Why Lucille Ball Hated Running Desilu Productions

Comedic actress Lucille Ball charmed audiences with "I Love Lucy," a show that featured the antics of Lucy and Ricky Ricardo (played by Ball and her actual husband, Cuban band leader Desi Arnaz), and their close friends Ethel and Fred Mertz (Vivian Vance and William Frawley), said Showbiz CheatSheet. The sitcom premiered on Oct. 15, 1951, running for 180 episodes. It became a hit in America, earning the top spot for four of its six seasons, and winning five Emmy Awards — twice as best situation comedy, reported Britannica

Ball started her career as a model before moving to Hollywood in the early 1930s. She appeared in 72 movies throughout her life, meeting her husband in a B-movie, "Dance, Girl, Dance." The two formed a company, Desilu Productions, in 1950, and created "I Love Lucy" under it. Ball and Arnaz negotiated with CBS for certain creative preferences, including shooting the show in California, and to retain the program's rights, said Biography. Both of these decisions proved pivotal for the couple and for the future of television. Most production at that point occurred in New York. Shooting elsewhere necessitated costly technological changes because of the time difference, explained Entrepreneur. Ball and Arnaz cut their compensation from $5,000 to $4,000 to obtain all of their terms. In the process, they opened the opportunity for reruns and syndication, making themselves wealthy. Despite the power, stature, and money, however, Ball never enjoyed being a studio head.

A divorce leads to the first female studio head

Desilu Studios fostered more than Ball's own show. It also produced "Mission: Impossible" and the original "Star Trek," and helped produce other iconic TV hits, such as "The Andy Griffith Show" and "The Dick Van Dyke Show," according to the Lucy Desi Museum.
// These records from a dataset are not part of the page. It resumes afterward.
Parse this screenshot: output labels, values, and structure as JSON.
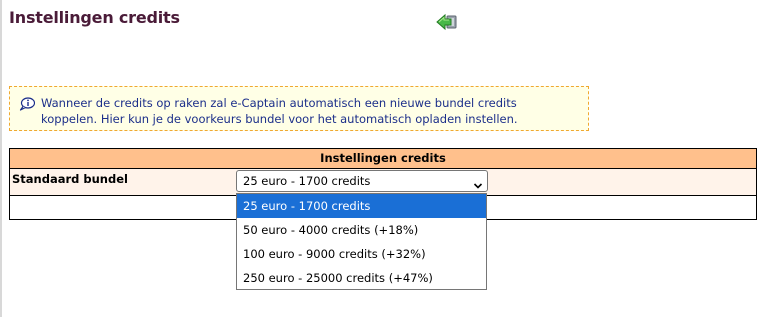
{
  "page": {
    "title": "Instellingen credits"
  },
  "info": {
    "line1": "Wanneer de credits op raken zal e-Captain automatisch een nieuwe bundel credits",
    "line2": "koppelen. Hier kun je de voorkeurs bundel voor het automatisch opladen instellen."
  },
  "table": {
    "header": "Instellingen credits",
    "row_label": "Standaard bundel"
  },
  "select": {
    "current_value": "25 euro - 1700 credits",
    "options": [
      "25 euro - 1700 credits",
      "50 euro - 4000 credits (+18%)",
      "100 euro - 9000 credits (+32%)",
      "250 euro - 25000 credits (+47%)"
    ],
    "selected_index": 0
  },
  "colors": {
    "title": "#4a1b38",
    "info_text": "#1c2f8a",
    "info_bg": "#ffffe6",
    "info_border": "#f0a830",
    "table_header_bg": "#ffc08c",
    "table_row_bg": "#fff3ea",
    "option_selected_bg": "#1a6fd6"
  },
  "icons": {
    "back": "back-arrow-icon",
    "info": "info-icon",
    "dropdown": "chevron-down-icon"
  }
}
Desilu became the top TV operation in the world during its peak.

After Arnaz and Ball divorced in 1960, Ball purchased Arnaz's company interest two years later, making her the first female Hollywood studio head, according to History. Her daughter, Lucie Arnaz, asserted that her mother enjoyed performing more than spreadsheets, and that her father had made most of the business decisions while they were married. "She hated the business side," Lucie said to the Television Academy Foundation, quoted by Showbiz CheatSheet. "She gets a lot of credit for [being the] first woman to run a studio. Hated that whole thing. Hated it. Just wanted to be Lucy. Just wanted to do her show and not be worried about any of that business stuff. That was my father's domain."

Ball did make some good calls during her tenure, her daughter pointed out to WTOP. When her management team consulted her about budgets, and asked which shows on the studio's docket should get cut — two on the chopping block were "Star Trek" and "Mission: Impossible" — Ball replied, "'I like those ... do we have to cut those two?' They said, 'OK we'll try,' and the rest is history." Fans are still grateful.